Network News

X My Profile
View More Activity


Recap: I wondered whether people really want the Senate the Founders envisioned and Dylan Matthews asked economists, commentators and politics where, exactly, the Laffer curve bends.

1) Romer's choice.

2) "No matter how you examine the numbers, the Bush expansion was significantly weaker than the expansions of the 1990s and 1980s."

3) The problem with generous public-sector pensions is stingy private-sector pensions.

4) I'll be talking state budget cuts with Rachel Maddow at the top of the hour.

Recipe of the day:We made some spaghetti amatriciana this weekend that might be the best pasta-based dish I've ever tasted. Here's Babbo's recipe for it. Here are some other takes. We used fresh tomatoes, which meant a sweeter sauce.

By Ezra Klein  |  August 9, 2010; 6:15 PM ET
Save & Share:  Send E-mail   Facebook   Twitter   Digg   Yahoo Buzz   StumbleUpon   Technorati   Google Buzz   Previous: Certain about uncertainty
Next: Wonkbook: House to vote on EduJobs; Fed meets; Bushies blast 14th amendment reform


Use some heirloom tomatoes for the basic tomato sauce and this dish will make your head explode.

Posted by: bgmma50 | August 9, 2010 9:12 PM | Report abuse

' The problem with generous public-sector pensions is stingy private-sector pensions.'

No, the problem with generous public-sector pensions is the ridiculous 8+% discount rate they could use when calculating liabilities, and that demographics make it fail.

Private companies realized this and made the appropriate adjustments. Fools in government didn't have to make that choice.

The secondary problem is that state/local government payrolls have bloated since 1997 or so. Teacher/student ratios are over 10% lower today than they were in 1997 and 15-20% lower than they were in 1990. We have a huge glut of unnecessary employees.

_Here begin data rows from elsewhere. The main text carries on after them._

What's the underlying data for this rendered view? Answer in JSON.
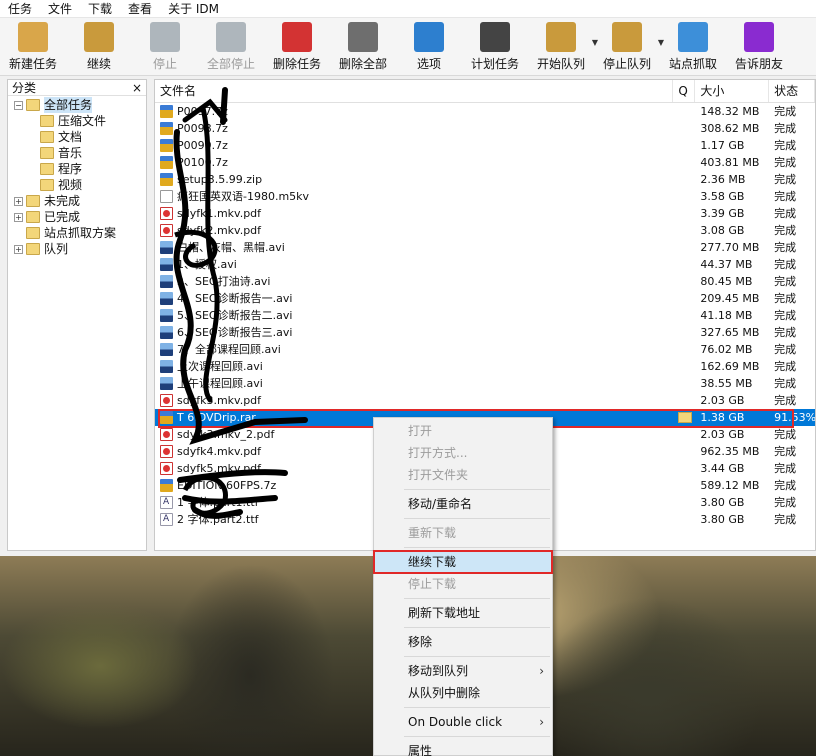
{
  "menubar": [
    "任务",
    "文件",
    "下载",
    "查看",
    "关于 IDM"
  ],
  "toolbar": [
    {
      "label": "新建任务",
      "icon": "new-task-icon",
      "color": "#d9a64a",
      "enabled": true
    },
    {
      "label": "继续",
      "icon": "resume-icon",
      "color": "#c99a3c",
      "enabled": true
    },
    {
      "label": "停止",
      "icon": "stop-icon",
      "color": "#7f8c96",
      "enabled": false
    },
    {
      "label": "全部停止",
      "icon": "stop-all-icon",
      "color": "#7f8c96",
      "enabled": false
    },
    {
      "label": "删除任务",
      "icon": "delete-task-icon",
      "color": "#d33333",
      "enabled": true
    },
    {
      "label": "删除全部",
      "icon": "delete-all-icon",
      "color": "#6e6e6e",
      "enabled": true
    },
    {
      "label": "选项",
      "icon": "options-icon",
      "color": "#2d7fcf",
      "enabled": true
    },
    {
      "label": "计划任务",
      "icon": "scheduler-icon",
      "color": "#444444",
      "enabled": true
    },
    {
      "label": "开始队列",
      "icon": "start-queue-icon",
      "color": "#c99a3c",
      "enabled": true,
      "dropdown": true
    },
    {
      "label": "停止队列",
      "icon": "stop-queue-icon",
      "color": "#c99a3c",
      "enabled": true,
      "dropdown": true
    },
    {
      "label": "站点抓取",
      "icon": "site-grabber-icon",
      "color": "#3d8fd9",
      "enabled": true
    },
    {
      "label": "告诉朋友",
      "icon": "tell-friend-icon",
      "color": "#8a2bd0",
      "enabled": true
    }
  ],
  "sidebar": {
    "header": "分类",
    "close": "×",
    "tree": [
      {
        "label": "全部任务",
        "level": 0,
        "exp": "−",
        "selected": true
      },
      {
        "label": "压缩文件",
        "level": 1
      },
      {
        "label": "文档",
        "level": 1
      },
      {
        "label": "音乐",
        "level": 1
      },
      {
        "label": "程序",
        "level": 1
      },
      {
        "label": "视频",
        "level": 1
      },
      {
        "label": "未完成",
        "level": 0,
        "exp": "+"
      },
      {
        "label": "已完成",
        "level": 0,
        "exp": "+"
      },
      {
        "label": "站点抓取方案",
        "level": 0
      },
      {
        "label": "队列",
        "level": 0,
        "exp": "+"
      }
    ]
  },
  "list": {
    "headers": {
      "name": "文件名",
      "q": "Q",
      "size": "大小",
      "status": "状态"
    },
    "rows": [
      {
        "name": "P0097.7z",
        "type": "arch",
        "size": "148.32 MB",
        "status": "完成"
      },
      {
        "name": "P0098.7z",
        "type": "arch",
        "size": "308.62 MB",
        "status": "完成"
      },
      {
        "name": "P0099.7z",
        "type": "arch",
        "size": "1.17 GB",
        "status": "完成"
      },
      {
        "name": "P0100.7z",
        "type": "arch",
        "size": "403.81 MB",
        "status": "完成"
      },
      {
        "name": "setup3.5.99.zip",
        "type": "zip",
        "size": "2.36 MB",
        "status": "完成"
      },
      {
        "name": "    疯狂国英双语-1980.m5kv",
        "type": "blank",
        "size": "3.58 GB",
        "status": "完成"
      },
      {
        "name": "sdyfk1.mkv.pdf",
        "type": "pdf",
        "size": "3.39 GB",
        "status": "完成"
      },
      {
        "name": "sdyfk2.mkv.pdf",
        "type": "pdf",
        "size": "3.08 GB",
        "status": "完成"
      },
      {
        "name": "白帽、灰帽、黑帽.avi",
        "type": "avi",
        "size": "277.70 MB",
        "status": "完成"
      },
      {
        "name": "1、授权.avi",
        "type": "avi",
        "size": "44.37 MB",
        "status": "完成"
      },
      {
        "name": "2、SEO打油诗.avi",
        "type": "avi",
        "size": "80.45 MB",
        "status": "完成"
      },
      {
        "name": "4、SEO诊断报告一.avi",
        "type": "avi",
        "size": "209.45 MB",
        "status": "完成"
      },
      {
        "name": "5、SEO诊断报告二.avi",
        "type": "avi",
        "size": "41.18 MB",
        "status": "完成"
      },
      {
        "name": "6、SEO诊断报告三.avi",
        "type": "avi",
        "size": "327.65 MB",
        "status": "完成"
      },
      {
        "name": "7、全部课程回顾.avi",
        "type": "avi",
        "size": "76.02 MB",
        "status": "完成"
      },
      {
        "name": "上次课程回顾.avi",
        "type": "avi",
        "size": "162.69 MB",
        "status": "完成"
      },
      {
        "name": "上午课程回顾.avi",
        "type": "avi",
        "size": "38.55 MB",
        "status": "完成"
      },
      {
        "name": "sdyfk3.mkv.pdf",
        "type": "pdf",
        "size": "2.03 GB",
        "status": "完成"
      },
      {
        "name": "T                   6.DVDrip.rar",
        "type": "arch",
        "size": "1.38 GB",
        "status": "91.53%",
        "selected": true
      },
      {
        "name": "sdyfk3.mkv_2.pdf",
        "type": "pdf",
        "size": "2.03 GB",
        "status": "完成"
      },
      {
        "name": "sdyfk4.mkv.pdf",
        "type": "pdf",
        "size": "962.35 MB",
        "status": "完成"
      },
      {
        "name": "sdyfk5.mkv.pdf",
        "type": "pdf",
        "size": "3.44 GB",
        "status": "完成"
      },
      {
        "name": "      EDITION 60FPS.7z",
        "type": "arch",
        "size": "589.12 MB",
        "status": "完成"
      },
      {
        "name": "1   字体.part1.ttf",
        "type": "ttf",
        "size": "3.80 GB",
        "status": "完成"
      },
      {
        "name": "2   字体.part2.ttf",
        "type": "ttf",
        "size": "3.80 GB",
        "status": "完成"
      }
    ]
  },
  "context_menu": [
    {
      "label": "打开",
      "disabled": true
    },
    {
      "label": "打开方式...",
      "disabled": true
    },
    {
      "label": "打开文件夹",
      "disabled": true
    },
    {
      "sep": true
    },
    {
      "label": "移动/重命名"
    },
    {
      "sep": true
    },
    {
      "label": "重新下载",
      "disabled": true
    },
    {
      "sep": true
    },
    {
      "label": "继续下载",
      "highlight": true
    },
    {
      "label": "停止下载",
      "disabled": true
    },
    {
      "sep": true
    },
    {
      "label": "刷新下载地址"
    },
    {
      "sep": true
    },
    {
      "label": "移除"
    },
    {
      "sep": true
    },
    {
      "label": "移动到队列",
      "submenu": true
    },
    {
      "label": "从队列中删除"
    },
    {
      "sep": true
    },
    {
      "label": "On Double click",
      "submenu": true
    },
    {
      "sep": true
    },
    {
      "label": "属性"
    }
  ]
}
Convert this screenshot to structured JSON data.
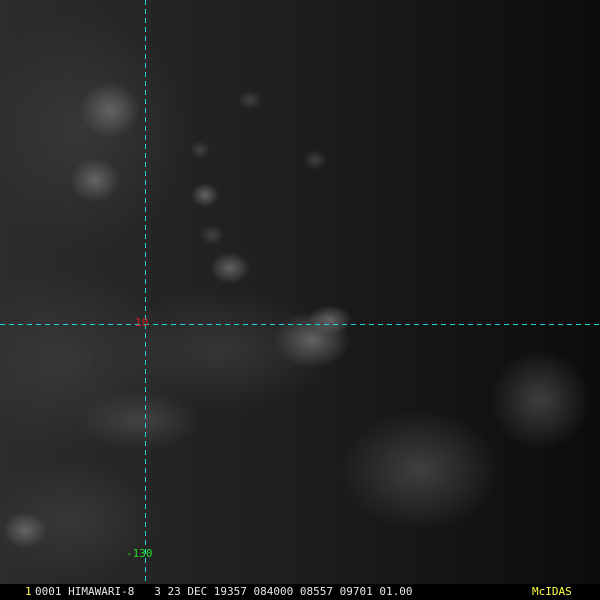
{
  "colors": {
    "grid_line": "#22d3d3",
    "latitude_label": "#cc2020",
    "longitude_label": "#22dd22",
    "status_frame_number": "#ffff44",
    "status_text": "#e8e8e8",
    "mcidas_logo": "#ffff44"
  },
  "grid": {
    "latitude_label": "10",
    "longitude_label": "-130"
  },
  "status_bar": {
    "frame_number": "1",
    "text": "0001 HIMAWARI-8   3 23 DEC 19357 084000 08557 09701 01.00",
    "mcidas": "McIDAS"
  }
}
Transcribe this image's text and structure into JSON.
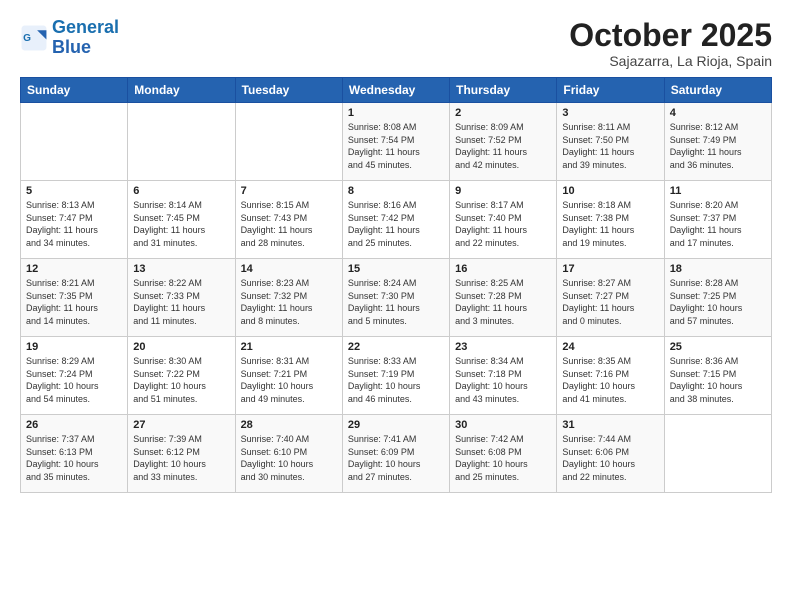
{
  "logo": {
    "line1": "General",
    "line2": "Blue"
  },
  "header": {
    "month": "October 2025",
    "location": "Sajazarra, La Rioja, Spain"
  },
  "days_of_week": [
    "Sunday",
    "Monday",
    "Tuesday",
    "Wednesday",
    "Thursday",
    "Friday",
    "Saturday"
  ],
  "weeks": [
    [
      {
        "day": "",
        "info": ""
      },
      {
        "day": "",
        "info": ""
      },
      {
        "day": "",
        "info": ""
      },
      {
        "day": "1",
        "info": "Sunrise: 8:08 AM\nSunset: 7:54 PM\nDaylight: 11 hours\nand 45 minutes."
      },
      {
        "day": "2",
        "info": "Sunrise: 8:09 AM\nSunset: 7:52 PM\nDaylight: 11 hours\nand 42 minutes."
      },
      {
        "day": "3",
        "info": "Sunrise: 8:11 AM\nSunset: 7:50 PM\nDaylight: 11 hours\nand 39 minutes."
      },
      {
        "day": "4",
        "info": "Sunrise: 8:12 AM\nSunset: 7:49 PM\nDaylight: 11 hours\nand 36 minutes."
      }
    ],
    [
      {
        "day": "5",
        "info": "Sunrise: 8:13 AM\nSunset: 7:47 PM\nDaylight: 11 hours\nand 34 minutes."
      },
      {
        "day": "6",
        "info": "Sunrise: 8:14 AM\nSunset: 7:45 PM\nDaylight: 11 hours\nand 31 minutes."
      },
      {
        "day": "7",
        "info": "Sunrise: 8:15 AM\nSunset: 7:43 PM\nDaylight: 11 hours\nand 28 minutes."
      },
      {
        "day": "8",
        "info": "Sunrise: 8:16 AM\nSunset: 7:42 PM\nDaylight: 11 hours\nand 25 minutes."
      },
      {
        "day": "9",
        "info": "Sunrise: 8:17 AM\nSunset: 7:40 PM\nDaylight: 11 hours\nand 22 minutes."
      },
      {
        "day": "10",
        "info": "Sunrise: 8:18 AM\nSunset: 7:38 PM\nDaylight: 11 hours\nand 19 minutes."
      },
      {
        "day": "11",
        "info": "Sunrise: 8:20 AM\nSunset: 7:37 PM\nDaylight: 11 hours\nand 17 minutes."
      }
    ],
    [
      {
        "day": "12",
        "info": "Sunrise: 8:21 AM\nSunset: 7:35 PM\nDaylight: 11 hours\nand 14 minutes."
      },
      {
        "day": "13",
        "info": "Sunrise: 8:22 AM\nSunset: 7:33 PM\nDaylight: 11 hours\nand 11 minutes."
      },
      {
        "day": "14",
        "info": "Sunrise: 8:23 AM\nSunset: 7:32 PM\nDaylight: 11 hours\nand 8 minutes."
      },
      {
        "day": "15",
        "info": "Sunrise: 8:24 AM\nSunset: 7:30 PM\nDaylight: 11 hours\nand 5 minutes."
      },
      {
        "day": "16",
        "info": "Sunrise: 8:25 AM\nSunset: 7:28 PM\nDaylight: 11 hours\nand 3 minutes."
      },
      {
        "day": "17",
        "info": "Sunrise: 8:27 AM\nSunset: 7:27 PM\nDaylight: 11 hours\nand 0 minutes."
      },
      {
        "day": "18",
        "info": "Sunrise: 8:28 AM\nSunset: 7:25 PM\nDaylight: 10 hours\nand 57 minutes."
      }
    ],
    [
      {
        "day": "19",
        "info": "Sunrise: 8:29 AM\nSunset: 7:24 PM\nDaylight: 10 hours\nand 54 minutes."
      },
      {
        "day": "20",
        "info": "Sunrise: 8:30 AM\nSunset: 7:22 PM\nDaylight: 10 hours\nand 51 minutes."
      },
      {
        "day": "21",
        "info": "Sunrise: 8:31 AM\nSunset: 7:21 PM\nDaylight: 10 hours\nand 49 minutes."
      },
      {
        "day": "22",
        "info": "Sunrise: 8:33 AM\nSunset: 7:19 PM\nDaylight: 10 hours\nand 46 minutes."
      },
      {
        "day": "23",
        "info": "Sunrise: 8:34 AM\nSunset: 7:18 PM\nDaylight: 10 hours\nand 43 minutes."
      },
      {
        "day": "24",
        "info": "Sunrise: 8:35 AM\nSunset: 7:16 PM\nDaylight: 10 hours\nand 41 minutes."
      },
      {
        "day": "25",
        "info": "Sunrise: 8:36 AM\nSunset: 7:15 PM\nDaylight: 10 hours\nand 38 minutes."
      }
    ],
    [
      {
        "day": "26",
        "info": "Sunrise: 7:37 AM\nSunset: 6:13 PM\nDaylight: 10 hours\nand 35 minutes."
      },
      {
        "day": "27",
        "info": "Sunrise: 7:39 AM\nSunset: 6:12 PM\nDaylight: 10 hours\nand 33 minutes."
      },
      {
        "day": "28",
        "info": "Sunrise: 7:40 AM\nSunset: 6:10 PM\nDaylight: 10 hours\nand 30 minutes."
      },
      {
        "day": "29",
        "info": "Sunrise: 7:41 AM\nSunset: 6:09 PM\nDaylight: 10 hours\nand 27 minutes."
      },
      {
        "day": "30",
        "info": "Sunrise: 7:42 AM\nSunset: 6:08 PM\nDaylight: 10 hours\nand 25 minutes."
      },
      {
        "day": "31",
        "info": "Sunrise: 7:44 AM\nSunset: 6:06 PM\nDaylight: 10 hours\nand 22 minutes."
      },
      {
        "day": "",
        "info": ""
      }
    ]
  ]
}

Posted by: krazen1211 | August 9, 2010 9:16 PM | Report abuse

oh and this gem:

Also, as Dean Baker of the Center for Economic and Policy Research points out, many public employees don’t get Social Security.

Given that Social Security is a financial ripoff, that sounds great.

Posted by: krazen1211 | August 9, 2010 9:17 PM | Report abuse

I also disagree with Cohn. The problem with public employee benefits is that they are unaffordable, period. The state pension unfunded liabiity was recently estimated to be $3.2 trillion (that figure rises to $3.6 trillion recognizing future service and wage increases). The hole is so huge even getting rid of COLA entirely fails to fix it.

The problem is not that private industry isn't putting an unaffordable burden on itself too - the problem is entirely on the public side.

This is why defined contribution is the best approach. Your retirement comfort depends on the person who cares most about it - you.

Posted by: justin84 | August 10, 2010 8:56 AM | Report abuse

Hey Ezra,

Did you use guanciale for the pasta? Where did you find it?

Posted by: jobuca | August 10, 2010 1:58 PM | Report abuse

Post a Comment

We encourage users to analyze, comment on and even challenge's articles, blogs, reviews and multimedia features.

User reviews and comments that include profanity or personal attacks or other inappropriate comments or material will be removed from the site. Additionally, entries that are unsigned or contain "signatures" by someone other than the actual author will be removed. Finally, we will take steps to block users who violate any of our posting standards, terms of use or privacy policies or any other policies governing this site. Please review the full rules governing commentaries and discussions.

characters remaining

RSS Feed
Subscribe to The Post

© 2010 The Washington Post Company